In the studio and apartment I puzzle around notions of place, path, location. The material pieces I’m working with are all interconnected – dyes collected from trees, roots, leaves and bugs, turmeric and beets; pillowcases that have cradled the heads of my family for 100 years laced by a Great-Grandmother from Pennsylvania. Fine organic cotton and linen lovingly made in India, paper made in France and in Japan. Leaves and seeds collected from October travels, labyrinths and meanders from 5,000 years ago collected from research – Greece, The Mediterranean, Baltics, UK and Ireland, Peru, Nazcas, the Middle East. It’s a good puzzle; I’m learning an abundance of new things.
October travels. Family and food, wine and scotch; abundance. Then more family and singing, and some extra family with laughter; then extended family and old friends who are like family – stories upon stories, interwoven and connected, or fragmented and on loop with each repeat slightly different than the last. Stories like ladders into tree forts or dark basements, stories half-told, choked like gardens that need a good weeding. Foraging, seeking stories – October is full to the brim with them.
Toronto, Ottawa, Owen Sound, Port Elgin Kitchener, Waterloo, Hamilton – 2500k in one month through the many-coloured trees and wind, the slashing rain, the bruised clouds and brilliant sunlight, lifted like grace by the soundtracks to Mononoke and Life of Pi. Focused by the sharp, thoughtful complexity of Paul Simon, as the miles stretch by.

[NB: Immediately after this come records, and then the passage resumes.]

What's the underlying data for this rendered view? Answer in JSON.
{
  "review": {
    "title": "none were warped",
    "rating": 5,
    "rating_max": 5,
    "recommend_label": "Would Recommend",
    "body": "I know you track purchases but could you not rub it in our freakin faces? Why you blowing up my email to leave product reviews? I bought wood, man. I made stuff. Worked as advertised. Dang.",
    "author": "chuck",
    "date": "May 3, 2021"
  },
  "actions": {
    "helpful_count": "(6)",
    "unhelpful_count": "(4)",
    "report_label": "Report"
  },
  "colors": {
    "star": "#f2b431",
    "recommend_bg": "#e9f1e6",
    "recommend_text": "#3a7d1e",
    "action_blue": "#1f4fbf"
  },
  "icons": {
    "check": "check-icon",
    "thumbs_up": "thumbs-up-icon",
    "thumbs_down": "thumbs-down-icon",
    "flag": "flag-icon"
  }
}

The first quiet days of November provide some space to unpack my carload of tangled stories and re-form them into useful things like a baby’s quilt, or carrot ginger soup. Unpack the puzzle pieces too and lay them out where I can see them, imagine them entwined, differently, in a new conversation. I’m blessed by this time of rich solitude.
An excellent discussion facilitated by Gabor Mate crosses my path, about the trauma of climate change as experienced by indigenous peoples. Uncle Angaanagaq from Baffin Island says many things but I find myself writing this down:”Water is alive. She finds cracks, she moves…”.
Uncle tells about decisions made by the Danish government and Greenpeace that permanently affect the balance of life on the entire planet, that are astonishingly wasteful of natural resources, because his people’s 150,000 years of observation and knowledge are not respected. Bayo, whose people are Yarouba (though he does not himself speak the language) says that climate change began when they started stealing black people from their homeland and putting them on ships: this had a permanent affect upon the land, the ecosystem in Africa.
Eriel speaks with fire in her heart about how our relations on and in the land are sick because of continued massive interferences of capitalism and patriarchy, how this makes the Dene people sick also, in their hearts and bodies. Gabor says he is white and so separate from the land that it’s hard for him to feel this as indigenous people do. Then he asks what we can do with this trauma, how can we respond.
Uncle says we can’t stop this change, it’s too late. There is silence. He also says there are tall trees growing on Greenland now where there never have been trees before and this gives him hope.
Bayo says his people have a saying, that if you want to find your way, you first need to get lost. Maybe we need to be lost together, and learn the way forward, all of us from our own place, our location, he offers. Maybe we can somehow use the trauma each of us carries as a tool, instead something that keeps us disconnected – use our shared trauma to make a way forward together.
Maybe we need to sit in the failures and in the eco-systemic cracks together and listen, with complete humility, for new pathways. I’m weeping at the end of the discussion – these are the deep stories at the root of the ones I am puzzling together. (Here’s the link to the talk: Wisdom of Trauma Talk, Series 2, Day 2, Part three)
My puzzle comes together into a new series of small works called IN PLACE, all centred around a large painting of a Mother Tree I met in 2019 near Woodford, Ontario. The show will be presented online here in mid December, and at Georgian Bay Centre for the Arts in Owen Sound.
I’ll be giving a short artist talk and Q&A at GB/Arts on Thursday December 16th at 7pm (wine, games, fun). Admission is by donation, proceeds to the Gitche Namewikwedong Memorial Garden at Kelso Park in Owen Sound.
Seating is limited, and reservations are already coming in. If you want to be part of the show at GB/Arts on the 16th, do sign up or PM me your email address – I’ll add you to the subscribers who get first dibs on everything.
IMPORTANT: I have good friends who have chosen, for their own private, non-political reasons, not to be vaccinated against Covid-19. I fully respect this choice, without question. If you are among them, or have made a similar choice I would like to find a way to include you in my project, talk and fun at another place and time. Please reach out to me privately, and I will make it so. We should NOT be divided by passports or any other measurement and though GB/Arts is not open to those without passports for this event, I’m happy to offer this talk and gather in your living room. In fact, I’d love that.